Source data:

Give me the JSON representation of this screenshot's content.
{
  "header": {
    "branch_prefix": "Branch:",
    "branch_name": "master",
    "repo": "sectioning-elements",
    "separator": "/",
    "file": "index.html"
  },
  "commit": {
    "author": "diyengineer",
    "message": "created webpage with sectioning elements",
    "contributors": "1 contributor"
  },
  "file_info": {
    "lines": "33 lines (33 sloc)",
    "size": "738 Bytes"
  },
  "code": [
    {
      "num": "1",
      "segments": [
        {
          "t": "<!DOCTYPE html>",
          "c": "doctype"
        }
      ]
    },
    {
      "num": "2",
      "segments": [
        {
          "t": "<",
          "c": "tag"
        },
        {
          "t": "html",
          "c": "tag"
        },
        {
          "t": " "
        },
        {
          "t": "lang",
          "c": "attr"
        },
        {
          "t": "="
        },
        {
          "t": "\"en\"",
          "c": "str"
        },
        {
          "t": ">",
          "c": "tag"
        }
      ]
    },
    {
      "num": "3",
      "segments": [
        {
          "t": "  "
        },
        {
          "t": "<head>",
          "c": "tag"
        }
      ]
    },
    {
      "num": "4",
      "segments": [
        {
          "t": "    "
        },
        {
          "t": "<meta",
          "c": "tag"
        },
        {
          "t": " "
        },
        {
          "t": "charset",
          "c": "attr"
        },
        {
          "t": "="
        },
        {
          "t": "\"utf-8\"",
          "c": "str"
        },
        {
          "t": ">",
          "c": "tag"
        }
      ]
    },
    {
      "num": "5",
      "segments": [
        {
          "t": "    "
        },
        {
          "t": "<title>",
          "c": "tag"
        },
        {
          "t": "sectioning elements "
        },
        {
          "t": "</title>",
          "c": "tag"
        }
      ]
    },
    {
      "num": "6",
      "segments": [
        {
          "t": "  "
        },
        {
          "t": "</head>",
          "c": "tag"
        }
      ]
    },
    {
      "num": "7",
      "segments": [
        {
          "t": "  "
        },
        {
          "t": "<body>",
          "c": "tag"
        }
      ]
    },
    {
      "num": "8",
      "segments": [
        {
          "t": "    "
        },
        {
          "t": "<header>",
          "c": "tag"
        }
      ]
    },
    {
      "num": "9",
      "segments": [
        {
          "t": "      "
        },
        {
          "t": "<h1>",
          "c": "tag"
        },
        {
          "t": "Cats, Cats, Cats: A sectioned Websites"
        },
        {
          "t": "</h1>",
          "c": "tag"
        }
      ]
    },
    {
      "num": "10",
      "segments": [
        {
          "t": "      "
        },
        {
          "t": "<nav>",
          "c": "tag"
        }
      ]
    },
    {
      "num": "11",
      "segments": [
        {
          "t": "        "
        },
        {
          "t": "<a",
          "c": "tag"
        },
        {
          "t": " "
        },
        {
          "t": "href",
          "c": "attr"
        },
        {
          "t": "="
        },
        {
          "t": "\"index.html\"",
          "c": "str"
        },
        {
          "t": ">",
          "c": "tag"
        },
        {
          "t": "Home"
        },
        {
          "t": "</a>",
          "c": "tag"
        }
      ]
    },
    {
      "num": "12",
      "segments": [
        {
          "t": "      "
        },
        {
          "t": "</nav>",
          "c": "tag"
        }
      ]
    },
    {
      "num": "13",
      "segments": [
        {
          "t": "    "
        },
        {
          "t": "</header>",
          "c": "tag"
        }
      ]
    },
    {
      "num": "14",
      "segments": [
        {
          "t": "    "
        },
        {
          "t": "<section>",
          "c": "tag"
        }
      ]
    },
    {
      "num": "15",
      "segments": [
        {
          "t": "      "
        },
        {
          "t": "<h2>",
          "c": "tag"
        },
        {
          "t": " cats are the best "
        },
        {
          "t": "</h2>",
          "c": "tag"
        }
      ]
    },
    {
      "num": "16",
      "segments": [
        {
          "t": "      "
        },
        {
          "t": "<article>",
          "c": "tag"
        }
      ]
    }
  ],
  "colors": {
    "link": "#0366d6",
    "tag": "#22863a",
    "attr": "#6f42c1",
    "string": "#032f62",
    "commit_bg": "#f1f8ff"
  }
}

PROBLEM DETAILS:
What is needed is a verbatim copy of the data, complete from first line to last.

EXERCISE ANSWER:
Give me the JSON representation of this screenshot's content.
{
  "header": {
    "branch_prefix": "Branch:",
    "branch_name": "master",
    "repo": "sectioning-elements",
    "separator": "/",
    "file": "index.html"
  },
  "commit": {
    "author": "diyengineer",
    "message": "created webpage with sectioning elements",
    "contributors": "1 contributor"
  },
  "file_info": {
    "lines": "33 lines (33 sloc)",
    "size": "738 Bytes"
  },
  "code": [
    {
      "num": "1",
      "segments": [
        {
          "t": "<!DOCTYPE html>",
          "c": "doctype"
        }
      ]
    },
    {
      "num": "2",
      "segments": [
        {
          "t": "<",
          "c": "tag"
        },
        {
          "t": "html",
          "c": "tag"
        },
        {
          "t": " "
        },
        {
          "t": "lang",
          "c": "attr"
        },
        {
          "t": "="
        },
        {
          "t": "\"en\"",
          "c": "str"
        },
        {
          "t": ">",
          "c": "tag"
        }
      ]
    },
    {
      "num": "3",
      "segments": [
        {
          "t": "  "
        },
        {
          "t": "<head>",
          "c": "tag"
        }
      ]
    },
    {
      "num": "4",
      "segments": [
        {
          "t": "    "
        },
        {
          "t": "<meta",
          "c": "tag"
        },
        {
          "t": " "
        },
        {
          "t": "charset",
          "c": "attr"
        },
        {
          "t": "="
        },
        {
          "t": "\"utf-8\"",
          "c": "str"
        },
        {
          "t": ">",
          "c": "tag"
        }
      ]
    },
    {
      "num": "5",
      "segments": [
        {
          "t": "    "
        },
        {
          "t": "<title>",
          "c": "tag"
        },
        {
          "t": "sectioning elements "
        },
        {
          "t": "</title>",
          "c": "tag"
        }
      ]
    },
    {
      "num": "6",
      "segments": [
        {
          "t": "  "
        },
        {
          "t": "</head>",
          "c": "tag"
        }
      ]
    },
    {
      "num": "7",
      "segments": [
        {
          "t": "  "
        },
        {
          "t": "<body>",
          "c": "tag"
        }
      ]
    },
    {
      "num": "8",
      "segments": [
        {
          "t": "    "
        },
        {
          "t": "<header>",
          "c": "tag"
        }
      ]
    },
    {
      "num": "9",
      "segments": [
        {
          "t": "      "
        },
        {
          "t": "<h1>",
          "c": "tag"
        },
        {
          "t": "Cats, Cats, Cats: A sectioned Websites"
        },
        {
          "t": "</h1>",
          "c": "tag"
        }
      ]
    },
    {
      "num": "10",
      "segments": [
        {
          "t": "      "
        },
        {
          "t": "<nav>",
          "c": "tag"
        }
      ]
    },
    {
      "num": "11",
      "segments": [
        {
          "t": "        "
        },
        {
          "t": "<a",
          "c": "tag"
        },
        {
          "t": " "
        },
        {
          "t": "href",
          "c": "attr"
        },
        {
          "t": "="
        },
        {
          "t": "\"index.html\"",
          "c": "str"
        },
        {
          "t": ">",
          "c": "tag"
        },
        {
          "t": "Home"
        },
        {
          "t": "</a>",
          "c": "tag"
        }
      ]
    },
    {
      "num": "12",
      "segments": [
        {
          "t": "      "
        },
        {
          "t": "</nav>",
          "c": "tag"
        }
      ]
    },
    {
      "num": "13",
      "segments": [
        {
          "t": "    "
        },
        {
          "t": "</header>",
          "c": "tag"
        }
      ]
    },
    {
      "num": "14",
      "segments": [
        {
          "t": "    "
        },
        {
          "t": "<section>",
          "c": "tag"
        }
      ]
    },
    {
      "num": "15",
      "segments": [
        {
          "t": "      "
        },
        {
          "t": "<h2>",
          "c": "tag"
        },
        {
          "t": " cats are the best "
        },
        {
          "t": "</h2>",
          "c": "tag"
        }
      ]
    },
    {
      "num": "16",
      "segments": [
        {
          "t": "      "
        },
        {
          "t": "<article>",
          "c": "tag"
        }
      ]
    }
  ],
  "colors": {
    "link": "#0366d6",
    "tag": "#22863a",
    "attr": "#6f42c1",
    "string": "#032f62",
    "commit_bg": "#f1f8ff"
  }
}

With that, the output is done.